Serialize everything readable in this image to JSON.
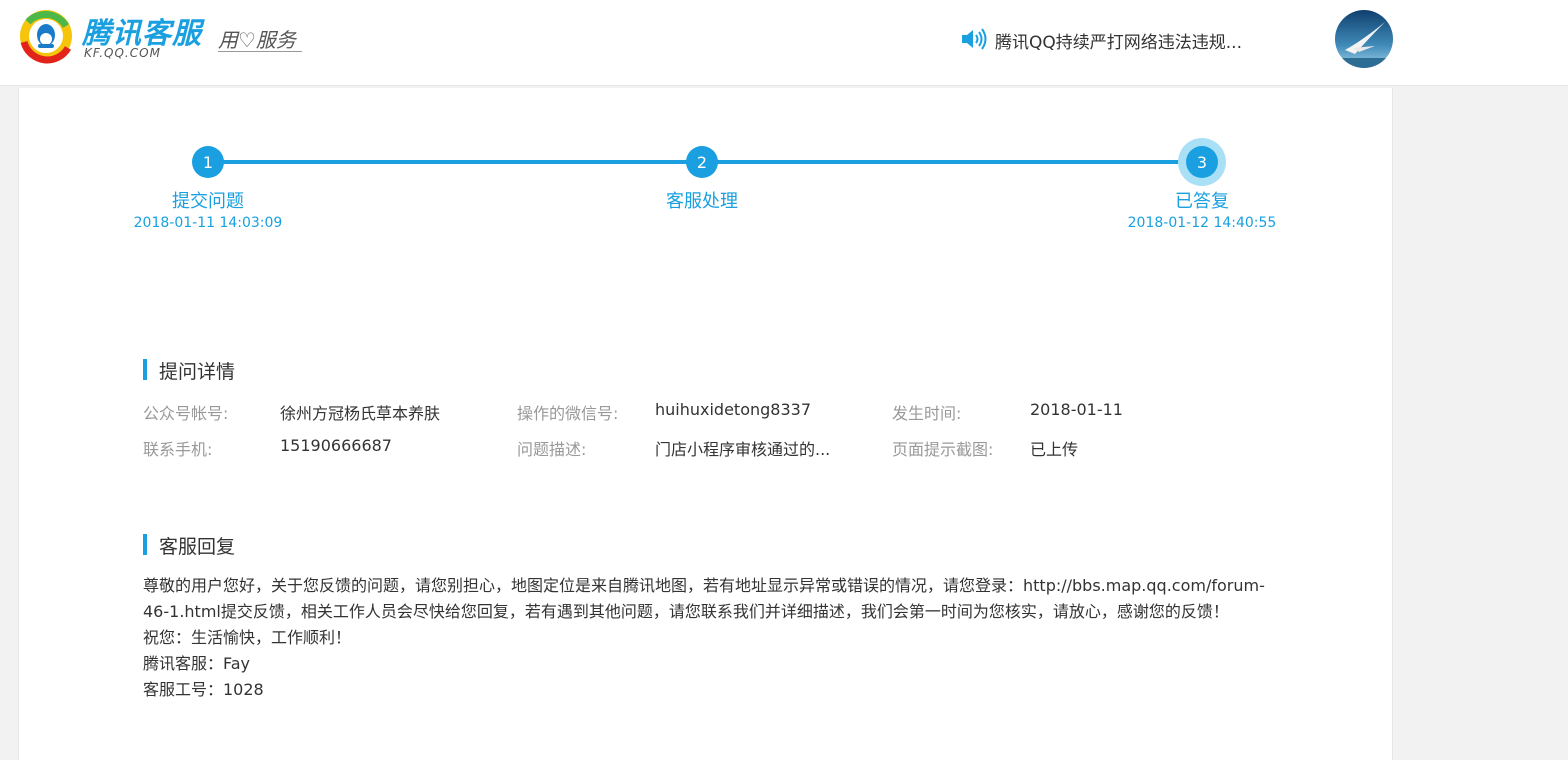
{
  "header": {
    "logo_title": "腾讯客服",
    "logo_sub": "KF.QQ.COM",
    "slogan": "用♡服务",
    "notice": "腾讯QQ持续严打网络违法违规..."
  },
  "progress": {
    "steps": [
      {
        "number": "1",
        "label": "提交问题",
        "time": "2018-01-11 14:03:09"
      },
      {
        "number": "2",
        "label": "客服处理",
        "time": ""
      },
      {
        "number": "3",
        "label": "已答复",
        "time": "2018-01-12 14:40:55"
      }
    ]
  },
  "details": {
    "title": "提问详情",
    "fields": [
      {
        "label": "公众号帐号:",
        "value": "徐州方冠杨氏草本养肤"
      },
      {
        "label": "操作的微信号:",
        "value": "huihuxidetong8337"
      },
      {
        "label": "发生时间:",
        "value": "2018-01-11"
      },
      {
        "label": "联系手机:",
        "value": "15190666687"
      },
      {
        "label": "问题描述:",
        "value": "门店小程序审核通过的..."
      },
      {
        "label": "页面提示截图:",
        "value": "已上传"
      }
    ]
  },
  "reply": {
    "title": "客服回复",
    "lines": [
      "尊敬的用户您好，关于您反馈的问题，请您别担心，地图定位是来自腾讯地图，若有地址显示异常或错误的情况，请您登录：http://bbs.map.qq.com/forum-46-1.html提交反馈，相关工作人员会尽快给您回复，若有遇到其他问题，请您联系我们并详细描述，我们会第一时间为您核实，请放心，感谢您的反馈！",
      "祝您：生活愉快，工作顺利！",
      "腾讯客服：Fay",
      "客服工号：1028"
    ]
  },
  "colors": {
    "accent": "#1aa0e0",
    "label_gray": "#999999",
    "text": "#333333"
  }
}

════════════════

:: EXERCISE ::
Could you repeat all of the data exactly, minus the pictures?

:: RESPONSE BELOW ::
Serialize everything readable in this image to JSON.
{
  "header": {
    "logo_title": "腾讯客服",
    "logo_sub": "KF.QQ.COM",
    "slogan": "用♡服务",
    "notice": "腾讯QQ持续严打网络违法违规..."
  },
  "progress": {
    "steps": [
      {
        "number": "1",
        "label": "提交问题",
        "time": "2018-01-11 14:03:09"
      },
      {
        "number": "2",
        "label": "客服处理",
        "time": ""
      },
      {
        "number": "3",
        "label": "已答复",
        "time": "2018-01-12 14:40:55"
      }
    ]
  },
  "details": {
    "title": "提问详情",
    "fields": [
      {
        "label": "公众号帐号:",
        "value": "徐州方冠杨氏草本养肤"
      },
      {
        "label": "操作的微信号:",
        "value": "huihuxidetong8337"
      },
      {
        "label": "发生时间:",
        "value": "2018-01-11"
      },
      {
        "label": "联系手机:",
        "value": "15190666687"
      },
      {
        "label": "问题描述:",
        "value": "门店小程序审核通过的..."
      },
      {
        "label": "页面提示截图:",
        "value": "已上传"
      }
    ]
  },
  "reply": {
    "title": "客服回复",
    "lines": [
      "尊敬的用户您好，关于您反馈的问题，请您别担心，地图定位是来自腾讯地图，若有地址显示异常或错误的情况，请您登录：http://bbs.map.qq.com/forum-46-1.html提交反馈，相关工作人员会尽快给您回复，若有遇到其他问题，请您联系我们并详细描述，我们会第一时间为您核实，请放心，感谢您的反馈！",
      "祝您：生活愉快，工作顺利！",
      "腾讯客服：Fay",
      "客服工号：1028"
    ]
  },
  "colors": {
    "accent": "#1aa0e0",
    "label_gray": "#999999",
    "text": "#333333"
  }
}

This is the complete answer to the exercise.